I’m not a reflective person by nature, but Thanksgivings invariably cause me to ponder why I’ve been so very lucky throughout my life. I’m clearly not deserving of consistent good fortunes due to any of my efforts, so the “why” is a mystery escaping explanation.
Often I preface references involving “outside forces” with a proclamation of unbelief in them. Yet so much goes on to my benefit I’m beginning to feel two-faced and I most definitely don’t want to have to shave both of them every morning.
Thanksgiving challenges people to count their blessings, hence the name. Mine are so ridiculously numerous it’s truly sobering — even embarrassing — to contemplate.
Good grief my agnostic, analytical mind has no idea where “blessings” even come from and yet I’ve been bombarded with them all of my life. For lack of a better metaphor, I’ve been playing a perpetual Vegas poker tournament and have never held a losing hand. Past weird.
I don’t want my head to explode forcing huge possibilities into such a tiny space. So for the moment I’m be content to admit ignorance and humbly enjoy the ride.
One of recent benefits has been celebrating Thanksgivings at the beach. Tourists are gone, and this year even fishing is curtailed because the Emerald Isle Pier is being remodeled.
The parking area and walk-through accesses are roped off so we’re secluded within our little tin can near the surf. Most of my ghosts happen to live up and down Bogue Banks so when I’m there they don’t have to travel far to “visit.”
Ann and I will sit on the deck with a glass of wine. She’ll slip in a beach music CD, flip on the outside speaker and I’ll uncork memories and call the meeting to order.
I don’t want to give the impression of being someone prone to hallucinations, but I have vivid recall and imagination and have little problem drawing dear departed friends and acquaintances into view. Our deck is small but my ethereal crowd has no problem finding room.
Of course Kelton, Ronnie, Royce, Earl, Tommy, Beth, Bobby and Becky are the first to show up. Also people I got close to through their music gather like old friends although I don’t think I personally met any of them.
Of the bunch, I’m by far the luckiest. Jackie Wilson was taken by a stroke, Marvin Gaye shot by his father. Sam Cooke’s girlfriend shot him in a motel parking lot. Otis Redding went down in an airliner crash very close to a “dock on the bay.”
Percy Sledge died last year. We were lucky enough to have seen him at the Mad Boar not many years ago. Big Joe Turner is always welcome anytime — morning, noon or night. Billy Ward will show up in the purple dusk of twilight time.
Ann and I will sip wine, listen to the surf mixed with “our” music and chat about good times past and future. At the beach, memories and waves crashing blend to make any meal a feast.

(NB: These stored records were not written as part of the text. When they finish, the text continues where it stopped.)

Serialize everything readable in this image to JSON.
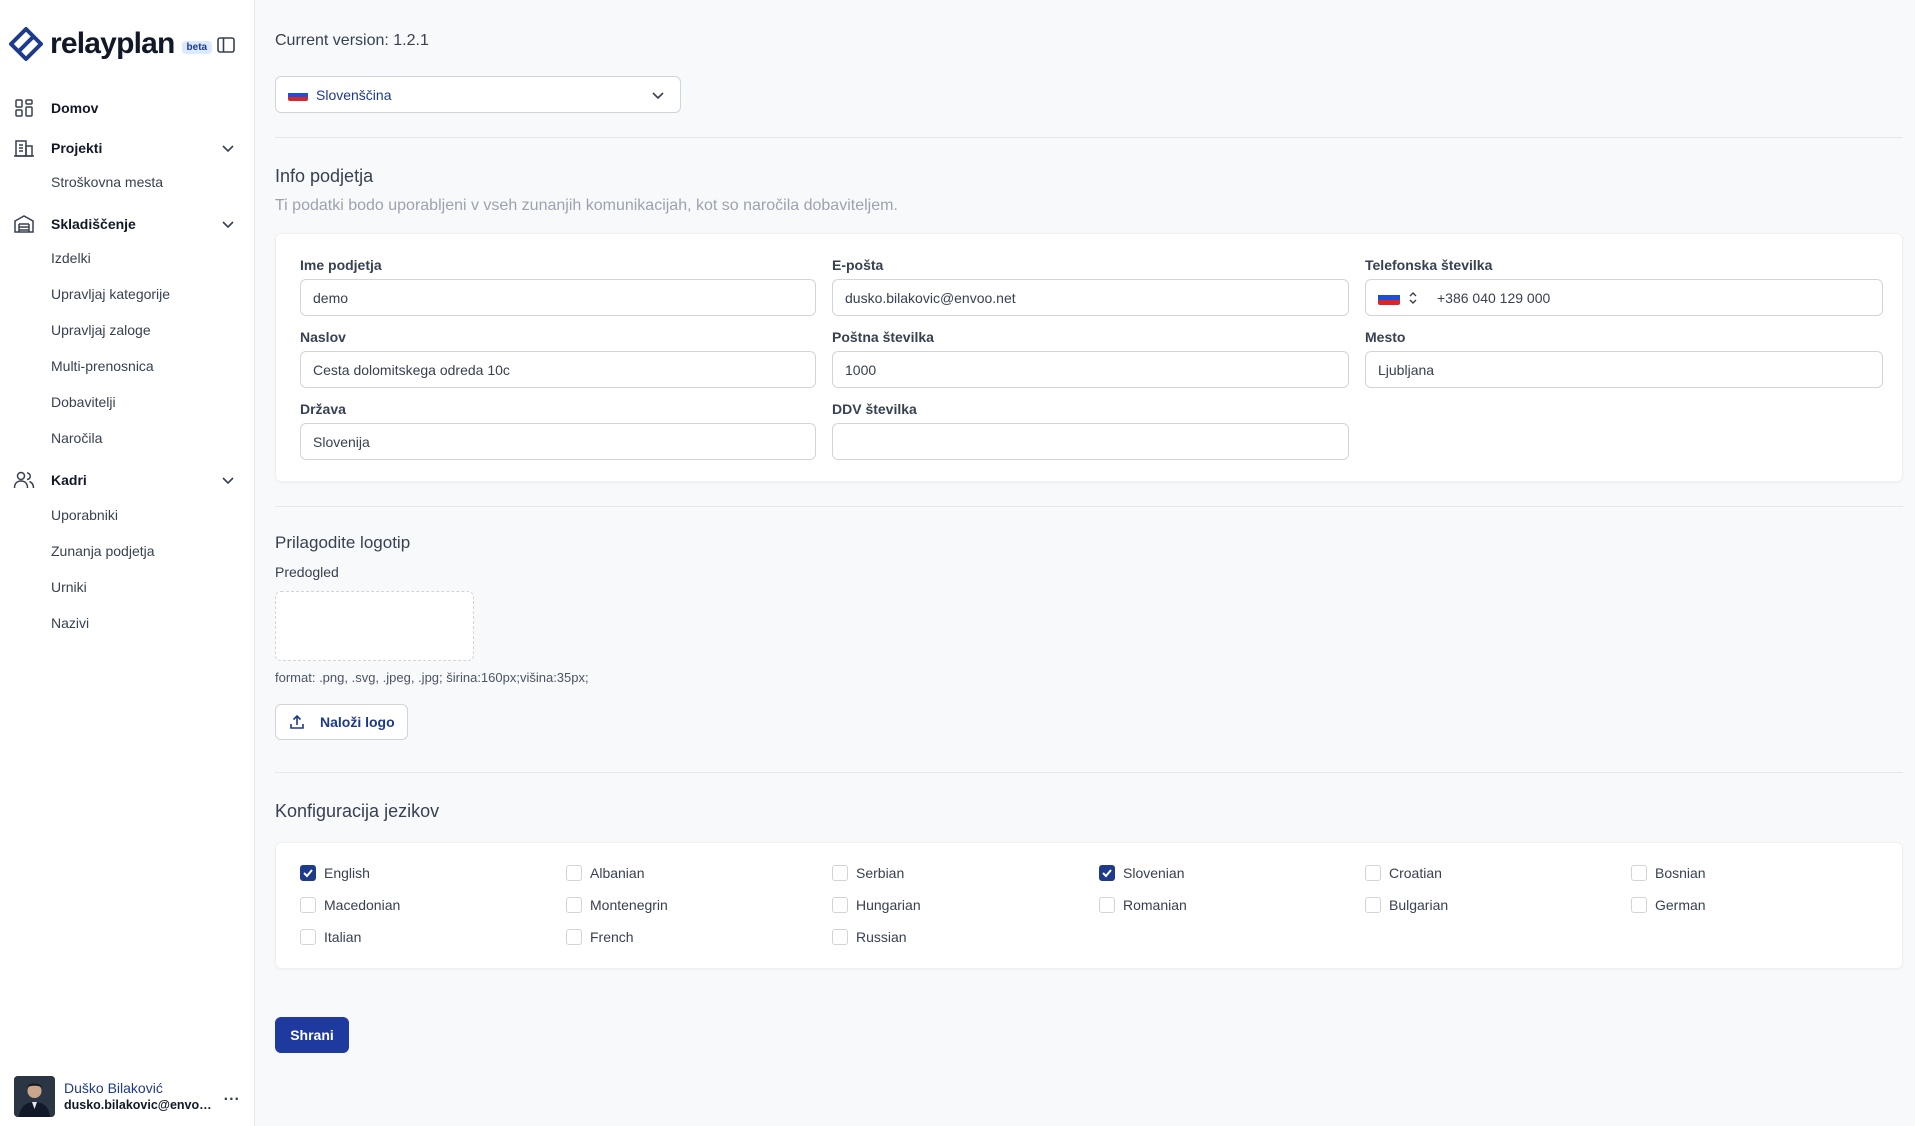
{
  "brand": {
    "name": "relayplan",
    "badge": "beta"
  },
  "sidebar": {
    "sections": [
      {
        "label": "Domov",
        "icon": "grid-icon"
      },
      {
        "label": "Projekti",
        "icon": "building-icon",
        "children": [
          "Stroškovna mesta"
        ]
      },
      {
        "label": "Skladiščenje",
        "icon": "warehouse-icon",
        "children": [
          "Izdelki",
          "Upravljaj kategorije",
          "Upravljaj zaloge",
          "Multi-prenosnica",
          "Dobavitelji",
          "Naročila"
        ]
      },
      {
        "label": "Kadri",
        "icon": "users-icon",
        "children": [
          "Uporabniki",
          "Zunanja podjetja",
          "Urniki",
          "Nazivi"
        ]
      }
    ]
  },
  "user": {
    "name": "Duško Bilaković",
    "email": "dusko.bilakovic@envoo.net",
    "menu": "..."
  },
  "main": {
    "version_text": "Current version: 1.2.1",
    "language": {
      "selected": "Slovenščina"
    },
    "company": {
      "title": "Info podjetja",
      "subtitle": "Ti podatki bodo uporabljeni v vseh zunanjih komunikacijah, kot so naročila dobaviteljem.",
      "fields": {
        "name": {
          "label": "Ime podjetja",
          "value": "demo"
        },
        "email": {
          "label": "E-pošta",
          "value": "dusko.bilakovic@envoo.net"
        },
        "phone": {
          "label": "Telefonska številka",
          "value": "+386 040 129 000"
        },
        "address": {
          "label": "Naslov",
          "value": "Cesta dolomitskega odreda 10c"
        },
        "postal": {
          "label": "Poštna številka",
          "value": "1000"
        },
        "city": {
          "label": "Mesto",
          "value": "Ljubljana"
        },
        "country": {
          "label": "Država",
          "value": "Slovenija"
        },
        "vat": {
          "label": "DDV številka",
          "value": ""
        }
      }
    },
    "logo": {
      "title": "Prilagodite logotip",
      "preview_label": "Predogled",
      "format_hint": "format: .png, .svg, .jpeg, .jpg; širina:160px;višina:35px;",
      "upload_label": "Naloži logo"
    },
    "languages": {
      "title": "Konfiguracija jezikov",
      "items": [
        {
          "name": "English",
          "checked": true
        },
        {
          "name": "Albanian",
          "checked": false
        },
        {
          "name": "Serbian",
          "checked": false
        },
        {
          "name": "Slovenian",
          "checked": true
        },
        {
          "name": "Croatian",
          "checked": false
        },
        {
          "name": "Bosnian",
          "checked": false
        },
        {
          "name": "Macedonian",
          "checked": false
        },
        {
          "name": "Montenegrin",
          "checked": false
        },
        {
          "name": "Hungarian",
          "checked": false
        },
        {
          "name": "Romanian",
          "checked": false
        },
        {
          "name": "Bulgarian",
          "checked": false
        },
        {
          "name": "German",
          "checked": false
        },
        {
          "name": "Italian",
          "checked": false
        },
        {
          "name": "French",
          "checked": false
        },
        {
          "name": "Russian",
          "checked": false
        }
      ]
    },
    "save_label": "Shrani"
  },
  "colors": {
    "primary": "#1e3a8a",
    "button": "#1e3a9e",
    "background": "#f8f9fb"
  }
}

Dinner could be Pepsi and Nabs and that would be fine. Hey, there’s an idea for next year!
Otis Gardner’s column appears here weekly. He can be reached at email@example.com.